[Instructions to follow] The answer must be every line of the data that holds the word "我的最愛".

__________________________________________________

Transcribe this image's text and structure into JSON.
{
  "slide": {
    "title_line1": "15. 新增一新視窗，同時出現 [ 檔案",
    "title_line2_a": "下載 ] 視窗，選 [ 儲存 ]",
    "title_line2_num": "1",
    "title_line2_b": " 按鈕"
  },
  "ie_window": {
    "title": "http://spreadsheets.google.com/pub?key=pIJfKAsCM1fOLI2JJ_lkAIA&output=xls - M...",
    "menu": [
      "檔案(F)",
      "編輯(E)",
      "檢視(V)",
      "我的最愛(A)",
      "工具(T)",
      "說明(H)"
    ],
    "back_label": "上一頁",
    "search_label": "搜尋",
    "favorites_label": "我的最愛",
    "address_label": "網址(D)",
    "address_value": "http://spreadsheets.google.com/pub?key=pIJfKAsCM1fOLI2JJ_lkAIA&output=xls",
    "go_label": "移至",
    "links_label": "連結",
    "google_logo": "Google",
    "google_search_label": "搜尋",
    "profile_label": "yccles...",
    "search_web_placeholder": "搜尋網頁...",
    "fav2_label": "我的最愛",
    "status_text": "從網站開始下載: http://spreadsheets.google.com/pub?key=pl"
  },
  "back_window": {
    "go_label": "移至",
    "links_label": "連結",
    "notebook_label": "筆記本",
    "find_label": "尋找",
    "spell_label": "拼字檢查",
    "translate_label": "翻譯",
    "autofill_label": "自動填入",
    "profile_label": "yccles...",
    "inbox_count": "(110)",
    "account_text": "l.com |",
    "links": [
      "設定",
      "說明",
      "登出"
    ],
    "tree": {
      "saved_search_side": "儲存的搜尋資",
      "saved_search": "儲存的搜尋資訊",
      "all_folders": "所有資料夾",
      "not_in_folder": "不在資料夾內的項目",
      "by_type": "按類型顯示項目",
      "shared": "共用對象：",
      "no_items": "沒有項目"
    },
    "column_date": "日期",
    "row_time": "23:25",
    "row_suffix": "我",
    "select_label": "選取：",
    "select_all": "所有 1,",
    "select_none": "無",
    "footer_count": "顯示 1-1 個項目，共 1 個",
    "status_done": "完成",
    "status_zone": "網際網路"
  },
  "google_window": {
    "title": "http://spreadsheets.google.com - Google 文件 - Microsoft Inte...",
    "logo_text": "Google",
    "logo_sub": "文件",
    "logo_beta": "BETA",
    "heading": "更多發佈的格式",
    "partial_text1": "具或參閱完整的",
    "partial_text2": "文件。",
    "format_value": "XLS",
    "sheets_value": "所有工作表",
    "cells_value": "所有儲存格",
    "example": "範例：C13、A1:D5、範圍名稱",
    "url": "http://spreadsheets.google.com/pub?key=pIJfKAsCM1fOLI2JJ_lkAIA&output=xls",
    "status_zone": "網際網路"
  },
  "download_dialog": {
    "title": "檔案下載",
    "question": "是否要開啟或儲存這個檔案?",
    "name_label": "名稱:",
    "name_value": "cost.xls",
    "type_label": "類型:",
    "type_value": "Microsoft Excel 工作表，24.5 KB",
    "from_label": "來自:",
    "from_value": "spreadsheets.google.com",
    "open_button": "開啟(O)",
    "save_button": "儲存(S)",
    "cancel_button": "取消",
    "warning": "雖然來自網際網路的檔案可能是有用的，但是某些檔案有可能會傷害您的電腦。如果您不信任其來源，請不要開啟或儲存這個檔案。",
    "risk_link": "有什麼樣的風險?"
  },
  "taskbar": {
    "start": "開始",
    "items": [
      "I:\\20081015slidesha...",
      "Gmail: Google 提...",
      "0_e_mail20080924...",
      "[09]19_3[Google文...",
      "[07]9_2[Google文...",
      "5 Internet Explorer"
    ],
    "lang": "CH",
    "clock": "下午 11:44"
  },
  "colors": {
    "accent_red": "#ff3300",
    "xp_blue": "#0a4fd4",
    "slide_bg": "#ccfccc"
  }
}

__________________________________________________

[Result of this exercise]
      "我的最愛(A)",
    "favorites_label": "我的最愛",
    "fav2_label": "我的最愛",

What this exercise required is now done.